He’s plumbed luxury homes, commercial buildings, and a water park. Now he’s bringing clean water—and the skills needed to keep it flowing—to Haiti.

Read the full interview

One day after working at the site of the KFDCO (Kidney Failure Dialysis Charity Clinic), presently under construction in Addis Ababa, I noticed a large sign displaying a plumbing product training session at the entrance to the Ghion Hotel where I was staying while working with the construction crew.

I thought it would be interesting to partake and learn at this training session, as the IPS pipe and fittings was the preferred product of choice for the conditioned water recirculation loop to the kidney dialysis machines in the new clinic. After a warm welcome by all, I participated in the training along with the KFDCO Administrator Alemayehu Workshet…true to form plumbers do ask the same questions the world over…

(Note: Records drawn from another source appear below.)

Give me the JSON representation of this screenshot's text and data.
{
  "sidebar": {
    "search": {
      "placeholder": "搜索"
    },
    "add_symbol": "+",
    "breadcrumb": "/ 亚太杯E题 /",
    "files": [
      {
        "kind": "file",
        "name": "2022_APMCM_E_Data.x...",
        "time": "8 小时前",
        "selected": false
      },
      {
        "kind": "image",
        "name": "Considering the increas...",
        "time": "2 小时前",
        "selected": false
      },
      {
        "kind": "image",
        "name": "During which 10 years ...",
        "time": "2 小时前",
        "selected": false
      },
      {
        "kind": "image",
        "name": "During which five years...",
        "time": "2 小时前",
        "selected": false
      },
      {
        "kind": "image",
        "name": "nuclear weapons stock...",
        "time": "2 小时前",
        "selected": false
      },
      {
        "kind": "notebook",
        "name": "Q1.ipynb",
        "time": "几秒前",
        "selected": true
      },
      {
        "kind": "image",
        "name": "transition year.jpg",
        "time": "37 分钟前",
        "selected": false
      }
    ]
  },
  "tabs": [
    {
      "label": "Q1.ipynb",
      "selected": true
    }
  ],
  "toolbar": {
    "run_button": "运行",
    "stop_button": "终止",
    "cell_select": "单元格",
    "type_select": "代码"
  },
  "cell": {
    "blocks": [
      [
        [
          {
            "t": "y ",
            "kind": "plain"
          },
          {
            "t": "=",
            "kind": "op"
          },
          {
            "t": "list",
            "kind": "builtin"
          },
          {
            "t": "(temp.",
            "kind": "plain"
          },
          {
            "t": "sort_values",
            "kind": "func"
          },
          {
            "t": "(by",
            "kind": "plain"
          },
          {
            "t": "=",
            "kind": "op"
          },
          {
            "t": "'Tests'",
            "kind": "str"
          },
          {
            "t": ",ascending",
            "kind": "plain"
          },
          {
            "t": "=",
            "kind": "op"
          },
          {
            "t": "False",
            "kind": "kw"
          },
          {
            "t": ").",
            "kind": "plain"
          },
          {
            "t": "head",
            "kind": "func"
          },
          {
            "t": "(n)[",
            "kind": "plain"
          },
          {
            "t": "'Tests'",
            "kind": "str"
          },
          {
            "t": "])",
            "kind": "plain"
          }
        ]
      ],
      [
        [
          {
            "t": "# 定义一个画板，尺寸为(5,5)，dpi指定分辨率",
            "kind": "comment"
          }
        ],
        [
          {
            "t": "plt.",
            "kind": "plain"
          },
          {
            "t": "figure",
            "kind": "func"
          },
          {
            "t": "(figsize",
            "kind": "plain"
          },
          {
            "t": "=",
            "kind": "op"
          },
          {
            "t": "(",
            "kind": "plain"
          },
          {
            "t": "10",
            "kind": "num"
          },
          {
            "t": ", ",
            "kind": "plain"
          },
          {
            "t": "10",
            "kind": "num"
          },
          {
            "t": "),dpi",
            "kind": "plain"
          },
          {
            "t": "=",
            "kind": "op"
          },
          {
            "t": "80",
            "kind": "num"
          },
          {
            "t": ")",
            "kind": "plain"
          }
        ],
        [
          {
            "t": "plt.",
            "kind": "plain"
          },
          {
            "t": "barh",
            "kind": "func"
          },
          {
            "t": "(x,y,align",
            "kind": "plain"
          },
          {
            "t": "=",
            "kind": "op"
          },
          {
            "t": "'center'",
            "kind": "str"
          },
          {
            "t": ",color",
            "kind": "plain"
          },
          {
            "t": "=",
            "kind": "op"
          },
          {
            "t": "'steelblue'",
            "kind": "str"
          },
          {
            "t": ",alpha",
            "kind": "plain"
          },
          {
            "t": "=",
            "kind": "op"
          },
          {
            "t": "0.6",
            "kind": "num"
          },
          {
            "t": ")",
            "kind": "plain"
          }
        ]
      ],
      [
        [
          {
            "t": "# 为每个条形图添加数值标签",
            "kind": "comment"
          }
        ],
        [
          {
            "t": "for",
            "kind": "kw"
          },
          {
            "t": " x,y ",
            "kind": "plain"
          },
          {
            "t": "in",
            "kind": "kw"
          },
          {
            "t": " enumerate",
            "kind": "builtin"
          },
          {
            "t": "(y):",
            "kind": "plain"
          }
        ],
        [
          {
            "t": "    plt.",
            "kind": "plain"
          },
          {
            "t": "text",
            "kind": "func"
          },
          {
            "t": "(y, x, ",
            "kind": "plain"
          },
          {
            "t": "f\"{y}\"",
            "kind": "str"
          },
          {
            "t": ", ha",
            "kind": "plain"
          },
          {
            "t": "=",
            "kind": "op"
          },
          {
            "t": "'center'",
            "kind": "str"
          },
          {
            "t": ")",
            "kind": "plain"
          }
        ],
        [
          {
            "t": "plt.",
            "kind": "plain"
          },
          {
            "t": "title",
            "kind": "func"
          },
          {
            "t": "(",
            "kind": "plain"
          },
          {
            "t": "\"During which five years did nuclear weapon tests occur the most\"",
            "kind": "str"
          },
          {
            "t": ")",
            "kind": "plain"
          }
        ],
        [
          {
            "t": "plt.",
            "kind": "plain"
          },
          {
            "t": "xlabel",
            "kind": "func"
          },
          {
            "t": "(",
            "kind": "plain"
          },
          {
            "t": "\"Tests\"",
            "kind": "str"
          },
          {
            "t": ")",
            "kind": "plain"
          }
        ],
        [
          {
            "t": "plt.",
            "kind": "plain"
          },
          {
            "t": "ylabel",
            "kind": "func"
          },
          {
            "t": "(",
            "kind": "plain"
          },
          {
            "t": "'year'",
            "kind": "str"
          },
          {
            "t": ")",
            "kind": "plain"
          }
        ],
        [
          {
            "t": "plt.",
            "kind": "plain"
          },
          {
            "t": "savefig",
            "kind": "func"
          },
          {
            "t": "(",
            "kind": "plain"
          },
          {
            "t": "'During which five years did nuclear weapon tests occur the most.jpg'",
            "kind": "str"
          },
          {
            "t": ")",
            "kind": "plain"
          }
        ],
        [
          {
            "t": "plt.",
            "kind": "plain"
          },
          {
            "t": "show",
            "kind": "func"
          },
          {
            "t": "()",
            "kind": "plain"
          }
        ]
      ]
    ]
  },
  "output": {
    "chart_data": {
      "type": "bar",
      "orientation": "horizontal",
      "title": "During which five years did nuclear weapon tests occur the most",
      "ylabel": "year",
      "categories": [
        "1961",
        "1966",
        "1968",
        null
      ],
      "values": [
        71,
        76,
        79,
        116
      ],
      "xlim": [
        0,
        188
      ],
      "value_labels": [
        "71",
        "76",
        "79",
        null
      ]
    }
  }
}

[slideshow_deploy id=’166′]

Read Dom’s letter about his trip

Fred Schilling returns to an improving but still tenuous situation in island nation struggling to bounce back from natural disaster.
As Haiti struggles to recover from the 2010 earthquake that killed more than 300,000 people and devastated much of the nation’s infrastructure, the effort continues to provide residents there with safe drinking water.

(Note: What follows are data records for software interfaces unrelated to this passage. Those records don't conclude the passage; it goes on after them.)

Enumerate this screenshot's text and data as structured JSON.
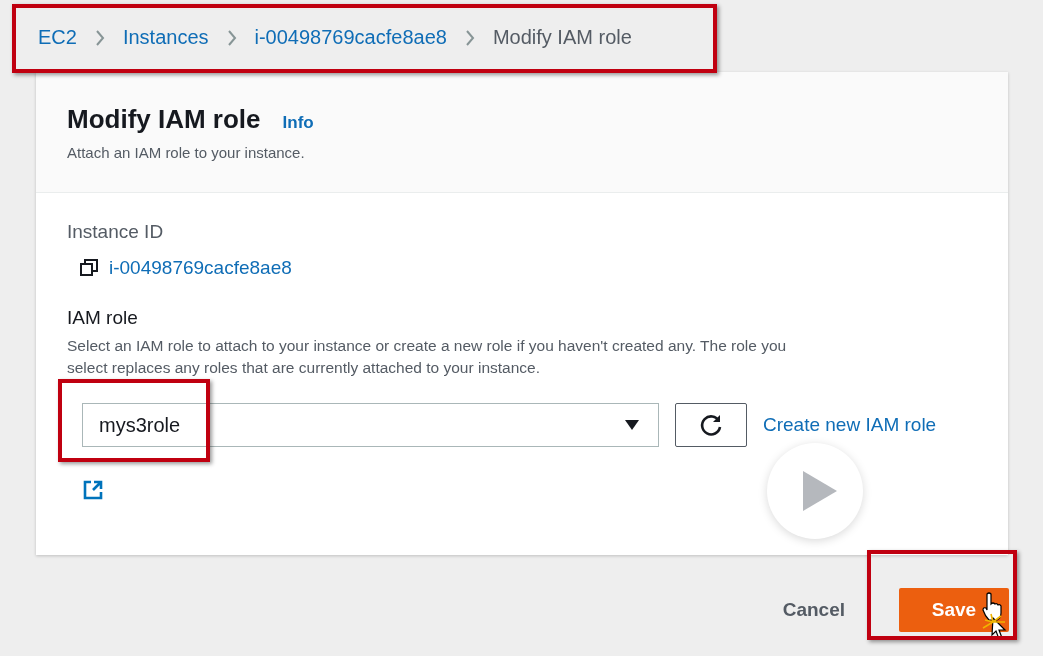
{
  "breadcrumbs": [
    {
      "label": "EC2",
      "kind": "link"
    },
    {
      "label": "Instances",
      "kind": "link"
    },
    {
      "label": "i-00498769cacfe8ae8",
      "kind": "link"
    },
    {
      "label": "Modify IAM role",
      "kind": "current"
    }
  ],
  "panel": {
    "title": "Modify IAM role",
    "info": "Info",
    "description": "Attach an IAM role to your instance."
  },
  "instance": {
    "label": "Instance ID",
    "value": "i-00498769cacfe8ae8"
  },
  "iam_role": {
    "label": "IAM role",
    "description_lines": [
      "Select an IAM role to attach to your instance or create a new role if you haven't created any. The role you",
      "select replaces any roles that are currently attached to your instance."
    ],
    "value": "mys3role",
    "create_link": "Create new IAM role"
  },
  "buttons": [
    {
      "label": "Cancel",
      "kind": "secondary"
    },
    {
      "label": "Save",
      "kind": "primary"
    }
  ]
}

Last May, plumber Fred Schilling spent a week in Haiti teaching plumbing workshops and helping students from Haiti Tec install a water-purification system from start to finish. The system had been designed and donated by Water World Partners, a student group at Seattle University.

Read the full article

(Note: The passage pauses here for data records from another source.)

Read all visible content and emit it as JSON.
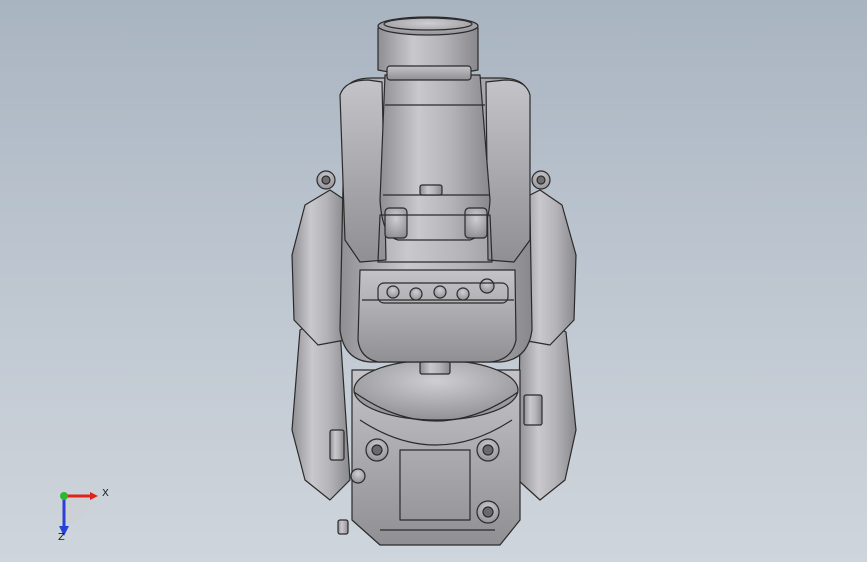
{
  "viewport": {
    "background_top": "#a9b4c1",
    "background_bottom": "#cfd5dc"
  },
  "model": {
    "body_color": "#a8a8ac",
    "edge_color": "#2b2b2b",
    "highlight_color": "#d8d8dc"
  },
  "triad": {
    "x_label": "X",
    "z_label": "Z",
    "x_color": "#e0241b",
    "y_color": "#2fb82f",
    "z_color": "#2a3fd8"
  }
}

Returning from a life-changing journey to Ethiopia, along with a diverse team of volunteer doctors, and medical professionals from the Seattle Anesthesia Outreach (SAO), Fred Volkers and Domenico DiGregorio embarked on the initial phase of implementing several plumbing infrastructure improvements in local medical facilities.
As we described in our last post, the unthinkable conditions at Black Lion hospital in Addis Ababa, as well as the urgent need for a Dialysis facility in a nearby hospital, captured our attention, both from a human standpoint, but especially as plumbers….we knew we could make a difference.

Standing face-to-face with many hopeful dialysis patients, who we knew would die without this life-saving equipment, our quest was clear and our resolve strengthened.

Thanks to Fred Volkers and Stirrett Johnsen Mechanical Contractors (Seattle), arrangements are underway for procuring the equipment needed to build and set up a shipping container-ized dialysis facility, which can be installed (plug & play) upon arrival to Ethiopia.

Read Dom’s letter about his trip

Volunteer Plumbers will be joining a diverse team of doctors, nurses, medical technicians, dialysis specialists and other professionals headed to Ethiopia in support of a great Seattle grass-roots organization, the Seattle Anesthesia Outreach group. The patients of Black Lion Hospital in Addis Ababa have already benefited greatly from their previous trips, and await their return with happy anticipation.

[slideshow_deploy id=’148′]

Read our recent announcement

It may not be the most glamorous job, but it’s certainly one of the most important: bringing in the water and moving out the waste. “Plumbers Without Borders” are bringing basic needs to people in need around the world and doing a dirty job for free.

Fred Schilling donates his time and considerable expertise to help Haitian people obtain safe, clean drinking water.

In nearly four decades as a plumber, there isn’t much that Fred Schilling hasn’t seen. Since beginning his career with the U.S. military and becoming one of south Florida’s youngest-ever Certified Master Plumbers in 1976 with a perfect 100 percent on the exam, Schilling estimates that he has been involved in about 800 construction projects over 36 years, including virtually every type of large-scale project imaginable. This includes, schools, hospitals, hotels, shopping centers and even Six Flags Atlantis, which when build in the early 1980s was the world’s largest water theme park.

His latest endeavor, however, could be his most daunting – and rewarding – yet: helping bring clean, safe drinking water to the people of Haiti.

Read the full article